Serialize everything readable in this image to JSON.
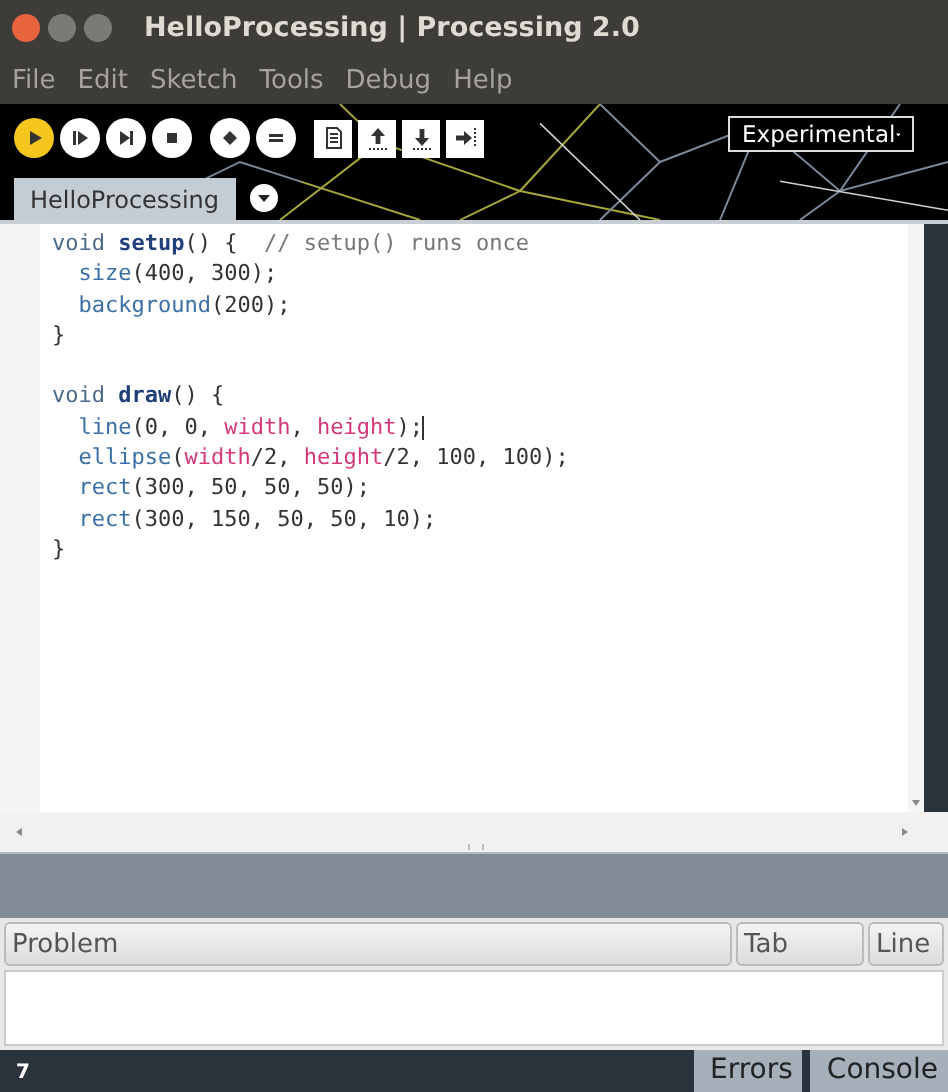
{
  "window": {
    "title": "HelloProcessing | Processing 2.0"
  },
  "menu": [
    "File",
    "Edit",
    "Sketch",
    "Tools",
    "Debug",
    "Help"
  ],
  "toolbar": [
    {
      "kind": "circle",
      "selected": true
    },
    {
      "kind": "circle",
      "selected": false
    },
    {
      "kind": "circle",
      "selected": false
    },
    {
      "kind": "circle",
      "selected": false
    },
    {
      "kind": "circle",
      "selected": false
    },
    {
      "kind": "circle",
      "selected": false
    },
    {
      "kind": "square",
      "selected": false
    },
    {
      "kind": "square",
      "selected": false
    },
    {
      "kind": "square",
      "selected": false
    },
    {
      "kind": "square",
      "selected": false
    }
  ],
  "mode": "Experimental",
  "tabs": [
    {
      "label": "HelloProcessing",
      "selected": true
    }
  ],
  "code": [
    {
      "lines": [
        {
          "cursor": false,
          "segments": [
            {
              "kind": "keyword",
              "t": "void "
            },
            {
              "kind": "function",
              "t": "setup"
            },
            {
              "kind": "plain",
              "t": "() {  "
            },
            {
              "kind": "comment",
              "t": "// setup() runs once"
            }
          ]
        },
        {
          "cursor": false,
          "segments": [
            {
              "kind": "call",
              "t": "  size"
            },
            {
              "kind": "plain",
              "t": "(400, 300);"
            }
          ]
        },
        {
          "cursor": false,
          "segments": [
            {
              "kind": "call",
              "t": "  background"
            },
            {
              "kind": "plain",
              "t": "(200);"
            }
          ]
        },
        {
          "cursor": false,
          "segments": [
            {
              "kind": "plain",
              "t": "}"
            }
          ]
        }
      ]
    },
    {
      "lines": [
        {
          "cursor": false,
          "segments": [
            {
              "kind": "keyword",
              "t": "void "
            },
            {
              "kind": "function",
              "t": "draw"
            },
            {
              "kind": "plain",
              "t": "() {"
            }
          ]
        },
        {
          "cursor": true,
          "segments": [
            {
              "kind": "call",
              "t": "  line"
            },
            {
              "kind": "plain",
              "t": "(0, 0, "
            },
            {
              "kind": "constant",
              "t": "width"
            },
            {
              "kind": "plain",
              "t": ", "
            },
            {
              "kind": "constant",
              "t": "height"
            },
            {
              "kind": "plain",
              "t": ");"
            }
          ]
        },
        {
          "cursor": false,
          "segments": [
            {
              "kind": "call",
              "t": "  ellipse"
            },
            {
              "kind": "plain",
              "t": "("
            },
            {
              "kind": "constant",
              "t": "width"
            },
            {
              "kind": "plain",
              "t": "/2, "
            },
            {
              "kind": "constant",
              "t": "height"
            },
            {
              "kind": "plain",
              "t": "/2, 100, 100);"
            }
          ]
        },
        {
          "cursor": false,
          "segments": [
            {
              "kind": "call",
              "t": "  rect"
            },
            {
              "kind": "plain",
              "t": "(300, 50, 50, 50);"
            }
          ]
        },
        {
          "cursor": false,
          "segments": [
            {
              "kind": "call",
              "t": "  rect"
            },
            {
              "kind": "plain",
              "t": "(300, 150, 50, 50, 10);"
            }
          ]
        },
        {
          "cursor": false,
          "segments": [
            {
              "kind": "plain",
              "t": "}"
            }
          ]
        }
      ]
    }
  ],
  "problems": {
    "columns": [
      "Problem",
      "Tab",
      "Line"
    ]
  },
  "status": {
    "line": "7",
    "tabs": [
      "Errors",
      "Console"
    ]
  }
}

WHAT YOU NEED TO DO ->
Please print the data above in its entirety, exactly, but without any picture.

FINAL ANSWER ->
Serialize everything readable in this image to JSON.
{
  "window": {
    "title": "HelloProcessing | Processing 2.0"
  },
  "menu": [
    "File",
    "Edit",
    "Sketch",
    "Tools",
    "Debug",
    "Help"
  ],
  "toolbar": [
    {
      "kind": "circle",
      "selected": true
    },
    {
      "kind": "circle",
      "selected": false
    },
    {
      "kind": "circle",
      "selected": false
    },
    {
      "kind": "circle",
      "selected": false
    },
    {
      "kind": "circle",
      "selected": false
    },
    {
      "kind": "circle",
      "selected": false
    },
    {
      "kind": "square",
      "selected": false
    },
    {
      "kind": "square",
      "selected": false
    },
    {
      "kind": "square",
      "selected": false
    },
    {
      "kind": "square",
      "selected": false
    }
  ],
  "mode": "Experimental",
  "tabs": [
    {
      "label": "HelloProcessing",
      "selected": true
    }
  ],
  "code": [
    {
      "lines": [
        {
          "cursor": false,
          "segments": [
            {
              "kind": "keyword",
              "t": "void "
            },
            {
              "kind": "function",
              "t": "setup"
            },
            {
              "kind": "plain",
              "t": "() {  "
            },
            {
              "kind": "comment",
              "t": "// setup() runs once"
            }
          ]
        },
        {
          "cursor": false,
          "segments": [
            {
              "kind": "call",
              "t": "  size"
            },
            {
              "kind": "plain",
              "t": "(400, 300);"
            }
          ]
        },
        {
          "cursor": false,
          "segments": [
            {
              "kind": "call",
              "t": "  background"
            },
            {
              "kind": "plain",
              "t": "(200);"
            }
          ]
        },
        {
          "cursor": false,
          "segments": [
            {
              "kind": "plain",
              "t": "}"
            }
          ]
        }
      ]
    },
    {
      "lines": [
        {
          "cursor": false,
          "segments": [
            {
              "kind": "keyword",
              "t": "void "
            },
            {
              "kind": "function",
              "t": "draw"
            },
            {
              "kind": "plain",
              "t": "() {"
            }
          ]
        },
        {
          "cursor": true,
          "segments": [
            {
              "kind": "call",
              "t": "  line"
            },
            {
              "kind": "plain",
              "t": "(0, 0, "
            },
            {
              "kind": "constant",
              "t": "width"
            },
            {
              "kind": "plain",
              "t": ", "
            },
            {
              "kind": "constant",
              "t": "height"
            },
            {
              "kind": "plain",
              "t": ");"
            }
          ]
        },
        {
          "cursor": false,
          "segments": [
            {
              "kind": "call",
              "t": "  ellipse"
            },
            {
              "kind": "plain",
              "t": "("
            },
            {
              "kind": "constant",
              "t": "width"
            },
            {
              "kind": "plain",
              "t": "/2, "
            },
            {
              "kind": "constant",
              "t": "height"
            },
            {
              "kind": "plain",
              "t": "/2, 100, 100);"
            }
          ]
        },
        {
          "cursor": false,
          "segments": [
            {
              "kind": "call",
              "t": "  rect"
            },
            {
              "kind": "plain",
              "t": "(300, 50, 50, 50);"
            }
          ]
        },
        {
          "cursor": false,
          "segments": [
            {
              "kind": "call",
              "t": "  rect"
            },
            {
              "kind": "plain",
              "t": "(300, 150, 50, 50, 10);"
            }
          ]
        },
        {
          "cursor": false,
          "segments": [
            {
              "kind": "plain",
              "t": "}"
            }
          ]
        }
      ]
    }
  ],
  "problems": {
    "columns": [
      "Problem",
      "Tab",
      "Line"
    ]
  },
  "status": {
    "line": "7",
    "tabs": [
      "Errors",
      "Console"
    ]
  }
}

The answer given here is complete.